Home improvement projects have increased dramatically in the past couple of years, and it’s probably easy to figure why.
A combination of low interest rates and more time spent at home because of pandemic issues have been major contributing factors for undertaking a remodel project. According to Statista, 78% percent of U.S. homeowners had some sort of improvement done in 2020 alone.
That included a homeowner 40 miles up the road from us in Danbury, Connecticut. He decided he couldn’t stand the appearance of his siding any longer.

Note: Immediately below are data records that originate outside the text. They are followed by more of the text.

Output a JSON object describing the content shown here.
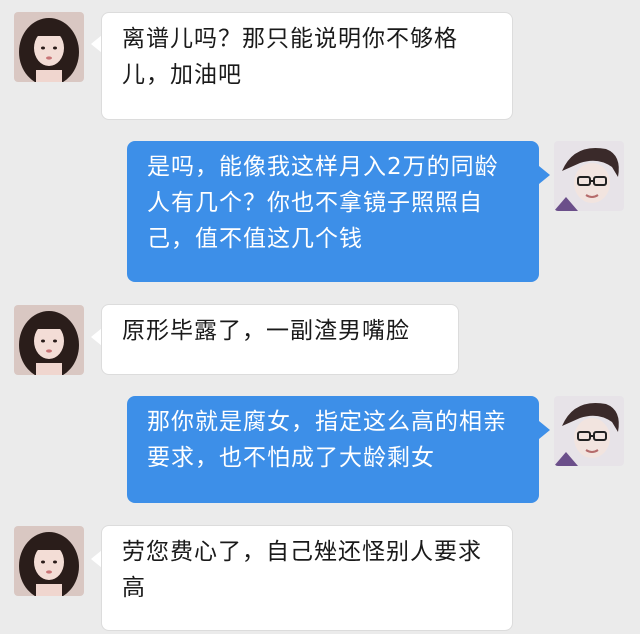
{
  "chat": {
    "messages": [
      {
        "side": "in",
        "text": "离谱儿吗？那只能说明你不够格儿，加油吧"
      },
      {
        "side": "out",
        "text": "是吗，能像我这样月入2万的同龄人有几个？你也不拿镜子照照自己，值不值这几个钱"
      },
      {
        "side": "in",
        "text": "原形毕露了，一副渣男嘴脸"
      },
      {
        "side": "out",
        "text": "那你就是腐女，指定这么高的相亲要求，也不怕成了大龄剩女"
      },
      {
        "side": "in",
        "text": "劳您费心了，自己矬还怪别人要求高"
      }
    ]
  },
  "colors": {
    "background": "#ebebeb",
    "incoming_bubble": "#ffffff",
    "outgoing_bubble": "#3d8fe8"
  },
  "icons": {
    "left_avatar": "girl-avatar",
    "right_avatar": "boy-avatar-with-glasses"
  }
}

And it was kind of apparent why (more on that in a second).
This project would end up including a roof replacement as well, so everything could be updated at once, but the siding was the unusual part of this job.
After a thorough home evaluation of the roof and siding for possible obstacles, we saw one out-of-the-ordinary issue: spray foam insulation had been unprofessionally applied under the siding because there was no plywood serving as a base underneath it, which would help with traditional insulation installation.
Spray foam surely has its place, as it can help repair cracks or seal other damage while helping provide insulation for improved indoor air quality. It’s no one-size-fits-all product, and it can be tricky to use since it expands quickly as you apply. A little can go a long way.
As such, if you decide to use spray foam, it’s best to have it professionally chosen and applied so that it sets correctly and you receive the maximum benefits.
In this case, the foam was not providing maximum protection, and the siding had developed holes in various places, thus the need to be replaced for cosmetic and practical reasons. So we stripped it all down, and then applied HardieWrap to start.
Let’s talk about HardieWrap, the weather-resistant material that goes between your walls and siding as part of residential exterior weather protection. James Hardie likes to say that they put as much development into HardieWrap as they did for their signature HardiePlank fiber cement siding, which was a breakthrough (and now the standard) in the industry.
There are two kinds of weather barriers, woven and nonwoven. HardieWrap is a nonwoven weather barrier, and that, combined with a unique coating called MicroTech, offers superior water resistance and water vapor permeability, meaning it allows vapor (moisture) to escape from within a wall cavity to help keep it dry.
HardieWrap was also engineered as two climate-specific options, one for hot-and-humid areas, the other for cold-and-wet places. And the East Coast definitely falls into the latter category most of the year.
Once it’s in place, HardieWrap can potentially protect your home’s exterior up to three months all by itself. That’s important if, for instance, you have a job where the exterior siding installation is delayed because of weather or other issues outside of the crew’s control. How’s that for added home protection and peace of mind?
Beyond that, HardieWrap just makes your home a more comfortable living space and energy efficient, saving you money through reduced energy costs and maintenance.
Over the HardieWrap, we installed a sharp Iron Gray siding (HardiePlank Cedarmill). As a professional siding contractor and Hardie Badge holder, we only use James Hardie siding, which we feel is the superior choice on the home exterior market.
Here at Gunner, we pride ourselves on customer communication, too. Our project managers are perfectionists and fully committed to the client and the job. We know our customers have busy lives, so we make sure to plan our path with that in mind, as well as making ourselves available for questions or concerns anytime.
For example, the Danbury client was out of town for the duration of this project. We made sure to keep him in the loop continuously, documenting progress updates with notes and siding photos.
He was pleased with the siding pictures, but nothing like his enthusiasm when seeing the final results in person. And, as always, a client’s excitement is exciting for us as well.
And we’d like that to be you, too. So if you’re in the market for a new siding, roof, or window project like so many others, let’s make it happen!
Materials used (manufacturer): James Hardie/GAF
Materials used (type): Fiber Cement Lap Siding (Cedarmill)/Asphalt
Materials used (color): Iron Gray/Charcoal
Project Cost: $45,000
Time to Complete: One month